SUPPLIED ENTRIES: Begin

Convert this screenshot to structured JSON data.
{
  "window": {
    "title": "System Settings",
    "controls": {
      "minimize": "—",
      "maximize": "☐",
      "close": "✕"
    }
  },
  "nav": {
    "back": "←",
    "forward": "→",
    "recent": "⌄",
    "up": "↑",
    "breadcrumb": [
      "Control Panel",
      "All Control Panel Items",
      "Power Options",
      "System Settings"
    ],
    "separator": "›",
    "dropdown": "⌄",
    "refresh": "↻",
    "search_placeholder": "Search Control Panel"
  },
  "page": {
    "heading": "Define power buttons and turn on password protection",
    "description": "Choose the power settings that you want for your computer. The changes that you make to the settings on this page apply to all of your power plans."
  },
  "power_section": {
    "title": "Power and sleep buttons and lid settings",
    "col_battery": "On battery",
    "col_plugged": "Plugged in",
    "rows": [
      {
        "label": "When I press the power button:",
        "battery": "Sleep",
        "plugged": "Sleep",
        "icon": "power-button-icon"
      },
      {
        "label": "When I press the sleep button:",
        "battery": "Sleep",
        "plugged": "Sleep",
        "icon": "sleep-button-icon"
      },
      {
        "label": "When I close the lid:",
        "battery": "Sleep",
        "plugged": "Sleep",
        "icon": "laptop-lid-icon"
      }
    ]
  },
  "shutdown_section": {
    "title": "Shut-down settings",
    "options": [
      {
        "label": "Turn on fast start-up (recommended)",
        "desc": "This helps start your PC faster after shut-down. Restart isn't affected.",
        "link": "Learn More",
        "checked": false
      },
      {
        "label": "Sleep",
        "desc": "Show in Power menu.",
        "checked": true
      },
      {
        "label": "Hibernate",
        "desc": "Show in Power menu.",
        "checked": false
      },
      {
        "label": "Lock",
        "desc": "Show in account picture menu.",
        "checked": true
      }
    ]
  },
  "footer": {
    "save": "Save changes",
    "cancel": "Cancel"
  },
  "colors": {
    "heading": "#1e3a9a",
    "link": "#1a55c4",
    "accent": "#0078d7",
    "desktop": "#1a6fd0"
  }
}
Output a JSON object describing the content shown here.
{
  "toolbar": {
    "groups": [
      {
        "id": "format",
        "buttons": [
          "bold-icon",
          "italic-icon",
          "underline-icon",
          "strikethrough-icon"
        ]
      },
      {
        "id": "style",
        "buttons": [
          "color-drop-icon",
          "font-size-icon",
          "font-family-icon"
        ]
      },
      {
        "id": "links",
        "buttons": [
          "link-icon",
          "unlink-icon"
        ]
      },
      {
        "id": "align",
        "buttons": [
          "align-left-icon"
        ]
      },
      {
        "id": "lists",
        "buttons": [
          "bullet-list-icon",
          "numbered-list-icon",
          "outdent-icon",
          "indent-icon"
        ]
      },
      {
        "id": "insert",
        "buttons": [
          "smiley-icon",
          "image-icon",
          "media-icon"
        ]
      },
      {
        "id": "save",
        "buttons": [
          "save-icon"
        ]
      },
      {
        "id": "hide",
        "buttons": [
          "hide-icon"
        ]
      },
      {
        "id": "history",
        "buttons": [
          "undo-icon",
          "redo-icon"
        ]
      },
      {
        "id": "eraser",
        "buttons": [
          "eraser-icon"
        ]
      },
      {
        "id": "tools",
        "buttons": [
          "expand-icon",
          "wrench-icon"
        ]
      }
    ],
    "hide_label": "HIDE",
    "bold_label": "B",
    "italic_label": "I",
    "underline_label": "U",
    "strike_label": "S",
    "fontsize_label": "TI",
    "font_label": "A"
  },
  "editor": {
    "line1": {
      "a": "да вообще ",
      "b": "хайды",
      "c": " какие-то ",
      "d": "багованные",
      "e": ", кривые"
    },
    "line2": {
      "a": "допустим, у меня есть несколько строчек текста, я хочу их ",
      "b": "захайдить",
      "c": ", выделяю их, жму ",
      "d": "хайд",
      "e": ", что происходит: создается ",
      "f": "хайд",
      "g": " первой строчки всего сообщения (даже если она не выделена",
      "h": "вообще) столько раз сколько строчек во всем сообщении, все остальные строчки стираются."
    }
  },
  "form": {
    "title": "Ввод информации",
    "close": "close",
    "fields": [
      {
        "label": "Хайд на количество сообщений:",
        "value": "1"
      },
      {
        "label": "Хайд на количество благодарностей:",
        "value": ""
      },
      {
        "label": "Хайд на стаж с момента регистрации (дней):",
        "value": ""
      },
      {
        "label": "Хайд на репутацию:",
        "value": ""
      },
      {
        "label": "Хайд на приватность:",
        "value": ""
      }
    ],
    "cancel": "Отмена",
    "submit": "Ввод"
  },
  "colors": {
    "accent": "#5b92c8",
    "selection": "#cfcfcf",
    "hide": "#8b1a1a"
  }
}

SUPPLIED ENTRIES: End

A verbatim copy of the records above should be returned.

Convert this screenshot to structured JSON data.
{
  "window": {
    "title": "System Settings",
    "controls": {
      "minimize": "—",
      "maximize": "☐",
      "close": "✕"
    }
  },
  "nav": {
    "back": "←",
    "forward": "→",
    "recent": "⌄",
    "up": "↑",
    "breadcrumb": [
      "Control Panel",
      "All Control Panel Items",
      "Power Options",
      "System Settings"
    ],
    "separator": "›",
    "dropdown": "⌄",
    "refresh": "↻",
    "search_placeholder": "Search Control Panel"
  },
  "page": {
    "heading": "Define power buttons and turn on password protection",
    "description": "Choose the power settings that you want for your computer. The changes that you make to the settings on this page apply to all of your power plans."
  },
  "power_section": {
    "title": "Power and sleep buttons and lid settings",
    "col_battery": "On battery",
    "col_plugged": "Plugged in",
    "rows": [
      {
        "label": "When I press the power button:",
        "battery": "Sleep",
        "plugged": "Sleep",
        "icon": "power-button-icon"
      },
      {
        "label": "When I press the sleep button:",
        "battery": "Sleep",
        "plugged": "Sleep",
        "icon": "sleep-button-icon"
      },
      {
        "label": "When I close the lid:",
        "battery": "Sleep",
        "plugged": "Sleep",
        "icon": "laptop-lid-icon"
      }
    ]
  },
  "shutdown_section": {
    "title": "Shut-down settings",
    "options": [
      {
        "label": "Turn on fast start-up (recommended)",
        "desc": "This helps start your PC faster after shut-down. Restart isn't affected.",
        "link": "Learn More",
        "checked": false
      },
      {
        "label": "Sleep",
        "desc": "Show in Power menu.",
        "checked": true
      },
      {
        "label": "Hibernate",
        "desc": "Show in Power menu.",
        "checked": false
      },
      {
        "label": "Lock",
        "desc": "Show in account picture menu.",
        "checked": true
      }
    ]
  },
  "footer": {
    "save": "Save changes",
    "cancel": "Cancel"
  },
  "colors": {
    "heading": "#1e3a9a",
    "link": "#1a55c4",
    "accent": "#0078d7",
    "desktop": "#1a6fd0"
  }
}
Output a JSON object describing the content shown here.
{
  "toolbar": {
    "groups": [
      {
        "id": "format",
        "buttons": [
          "bold-icon",
          "italic-icon",
          "underline-icon",
          "strikethrough-icon"
        ]
      },
      {
        "id": "style",
        "buttons": [
          "color-drop-icon",
          "font-size-icon",
          "font-family-icon"
        ]
      },
      {
        "id": "links",
        "buttons": [
          "link-icon",
          "unlink-icon"
        ]
      },
      {
        "id": "align",
        "buttons": [
          "align-left-icon"
        ]
      },
      {
        "id": "lists",
        "buttons": [
          "bullet-list-icon",
          "numbered-list-icon",
          "outdent-icon",
          "indent-icon"
        ]
      },
      {
        "id": "insert",
        "buttons": [
          "smiley-icon",
          "image-icon",
          "media-icon"
        ]
      },
      {
        "id": "save",
        "buttons": [
          "save-icon"
        ]
      },
      {
        "id": "hide",
        "buttons": [
          "hide-icon"
        ]
      },
      {
        "id": "history",
        "buttons": [
          "undo-icon",
          "redo-icon"
        ]
      },
      {
        "id": "eraser",
        "buttons": [
          "eraser-icon"
        ]
      },
      {
        "id": "tools",
        "buttons": [
          "expand-icon",
          "wrench-icon"
        ]
      }
    ],
    "hide_label": "HIDE",
    "bold_label": "B",
    "italic_label": "I",
    "underline_label": "U",
    "strike_label": "S",
    "fontsize_label": "TI",
    "font_label": "A"
  },
  "editor": {
    "line1": {
      "a": "да вообще ",
      "b": "хайды",
      "c": " какие-то ",
      "d": "багованные",
      "e": ", кривые"
    },
    "line2": {
      "a": "допустим, у меня есть несколько строчек текста, я хочу их ",
      "b": "захайдить",
      "c": ", выделяю их, жму ",
      "d": "хайд",
      "e": ", что происходит: создается ",
      "f": "хайд",
      "g": " первой строчки всего сообщения (даже если она не выделена",
      "h": "вообще) столько раз сколько строчек во всем сообщении, все остальные строчки стираются."
    }
  },
  "form": {
    "title": "Ввод информации",
    "close": "close",
    "fields": [
      {
        "label": "Хайд на количество сообщений:",
        "value": "1"
      },
      {
        "label": "Хайд на количество благодарностей:",
        "value": ""
      },
      {
        "label": "Хайд на стаж с момента регистрации (дней):",
        "value": ""
      },
      {
        "label": "Хайд на репутацию:",
        "value": ""
      },
      {
        "label": "Хайд на приватность:",
        "value": ""
      }
    ],
    "cancel": "Отмена",
    "submit": "Ввод"
  },
  "colors": {
    "accent": "#5b92c8",
    "selection": "#cfcfcf",
    "hide": "#8b1a1a"
  }
}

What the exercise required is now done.